## [TASK TO COMPLETE]
Exact copies of all the entries are required.

## [Items from an interface collection]
====================

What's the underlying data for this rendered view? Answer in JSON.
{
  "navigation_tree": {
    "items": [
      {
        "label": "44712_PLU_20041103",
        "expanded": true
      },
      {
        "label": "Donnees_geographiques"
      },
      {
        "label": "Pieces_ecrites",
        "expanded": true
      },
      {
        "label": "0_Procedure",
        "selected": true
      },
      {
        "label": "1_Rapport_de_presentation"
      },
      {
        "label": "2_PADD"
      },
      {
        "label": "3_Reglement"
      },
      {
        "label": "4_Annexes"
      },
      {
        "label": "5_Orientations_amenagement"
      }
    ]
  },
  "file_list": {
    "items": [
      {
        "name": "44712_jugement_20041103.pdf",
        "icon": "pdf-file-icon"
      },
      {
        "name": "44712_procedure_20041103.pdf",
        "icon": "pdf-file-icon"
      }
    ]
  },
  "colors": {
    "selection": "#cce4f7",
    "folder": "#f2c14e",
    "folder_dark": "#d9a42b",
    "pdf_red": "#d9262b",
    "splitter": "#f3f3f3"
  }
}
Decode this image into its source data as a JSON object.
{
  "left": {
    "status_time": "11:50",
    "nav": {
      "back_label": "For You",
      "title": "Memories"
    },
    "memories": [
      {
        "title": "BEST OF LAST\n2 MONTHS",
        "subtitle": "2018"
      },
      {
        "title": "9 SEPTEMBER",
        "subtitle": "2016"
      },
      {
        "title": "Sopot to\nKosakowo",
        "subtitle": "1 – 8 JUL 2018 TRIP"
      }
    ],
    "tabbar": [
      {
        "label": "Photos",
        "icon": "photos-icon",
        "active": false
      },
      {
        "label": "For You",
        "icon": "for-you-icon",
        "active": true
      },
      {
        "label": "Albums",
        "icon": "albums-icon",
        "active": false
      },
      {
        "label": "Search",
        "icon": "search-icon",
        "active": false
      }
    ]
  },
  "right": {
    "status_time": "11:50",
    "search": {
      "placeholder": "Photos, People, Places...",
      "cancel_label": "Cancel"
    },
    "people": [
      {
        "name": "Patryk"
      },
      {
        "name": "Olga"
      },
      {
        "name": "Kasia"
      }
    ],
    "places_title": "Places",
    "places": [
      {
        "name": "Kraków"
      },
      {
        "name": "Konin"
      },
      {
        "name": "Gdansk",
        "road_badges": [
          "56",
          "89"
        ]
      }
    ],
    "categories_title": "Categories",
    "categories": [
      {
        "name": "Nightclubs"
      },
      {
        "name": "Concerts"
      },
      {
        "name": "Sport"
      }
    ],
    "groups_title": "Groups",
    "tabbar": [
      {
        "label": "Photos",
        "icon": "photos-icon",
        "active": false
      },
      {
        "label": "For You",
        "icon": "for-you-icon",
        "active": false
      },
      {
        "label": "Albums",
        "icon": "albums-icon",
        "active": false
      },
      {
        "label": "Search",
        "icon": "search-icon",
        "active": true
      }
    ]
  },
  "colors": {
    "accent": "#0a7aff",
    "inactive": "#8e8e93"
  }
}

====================

## [WRITTEN RESPONSE]
What's the underlying data for this rendered view? Answer in JSON.
{
  "navigation_tree": {
    "items": [
      {
        "label": "44712_PLU_20041103",
        "expanded": true
      },
      {
        "label": "Donnees_geographiques"
      },
      {
        "label": "Pieces_ecrites",
        "expanded": true
      },
      {
        "label": "0_Procedure",
        "selected": true
      },
      {
        "label": "1_Rapport_de_presentation"
      },
      {
        "label": "2_PADD"
      },
      {
        "label": "3_Reglement"
      },
      {
        "label": "4_Annexes"
      },
      {
        "label": "5_Orientations_amenagement"
      }
    ]
  },
  "file_list": {
    "items": [
      {
        "name": "44712_jugement_20041103.pdf",
        "icon": "pdf-file-icon"
      },
      {
        "name": "44712_procedure_20041103.pdf",
        "icon": "pdf-file-icon"
      }
    ]
  },
  "colors": {
    "selection": "#cce4f7",
    "folder": "#f2c14e",
    "folder_dark": "#d9a42b",
    "pdf_red": "#d9262b",
    "splitter": "#f3f3f3"
  }
}
Decode this image into its source data as a JSON object.
{
  "left": {
    "status_time": "11:50",
    "nav": {
      "back_label": "For You",
      "title": "Memories"
    },
    "memories": [
      {
        "title": "BEST OF LAST\n2 MONTHS",
        "subtitle": "2018"
      },
      {
        "title": "9 SEPTEMBER",
        "subtitle": "2016"
      },
      {
        "title": "Sopot to\nKosakowo",
        "subtitle": "1 – 8 JUL 2018 TRIP"
      }
    ],
    "tabbar": [
      {
        "label": "Photos",
        "icon": "photos-icon",
        "active": false
      },
      {
        "label": "For You",
        "icon": "for-you-icon",
        "active": true
      },
      {
        "label": "Albums",
        "icon": "albums-icon",
        "active": false
      },
      {
        "label": "Search",
        "icon": "search-icon",
        "active": false
      }
    ]
  },
  "right": {
    "status_time": "11:50",
    "search": {
      "placeholder": "Photos, People, Places...",
      "cancel_label": "Cancel"
    },
    "people": [
      {
        "name": "Patryk"
      },
      {
        "name": "Olga"
      },
      {
        "name": "Kasia"
      }
    ],
    "places_title": "Places",
    "places": [
      {
        "name": "Kraków"
      },
      {
        "name": "Konin"
      },
      {
        "name": "Gdansk",
        "road_badges": [
          "56",
          "89"
        ]
      }
    ],
    "categories_title": "Categories",
    "categories": [
      {
        "name": "Nightclubs"
      },
      {
        "name": "Concerts"
      },
      {
        "name": "Sport"
      }
    ],
    "groups_title": "Groups",
    "tabbar": [
      {
        "label": "Photos",
        "icon": "photos-icon",
        "active": false
      },
      {
        "label": "For You",
        "icon": "for-you-icon",
        "active": false
      },
      {
        "label": "Albums",
        "icon": "albums-icon",
        "active": false
      },
      {
        "label": "Search",
        "icon": "search-icon",
        "active": true
      }
    ]
  },
  "colors": {
    "accent": "#0a7aff",
    "inactive": "#8e8e93"
  }
}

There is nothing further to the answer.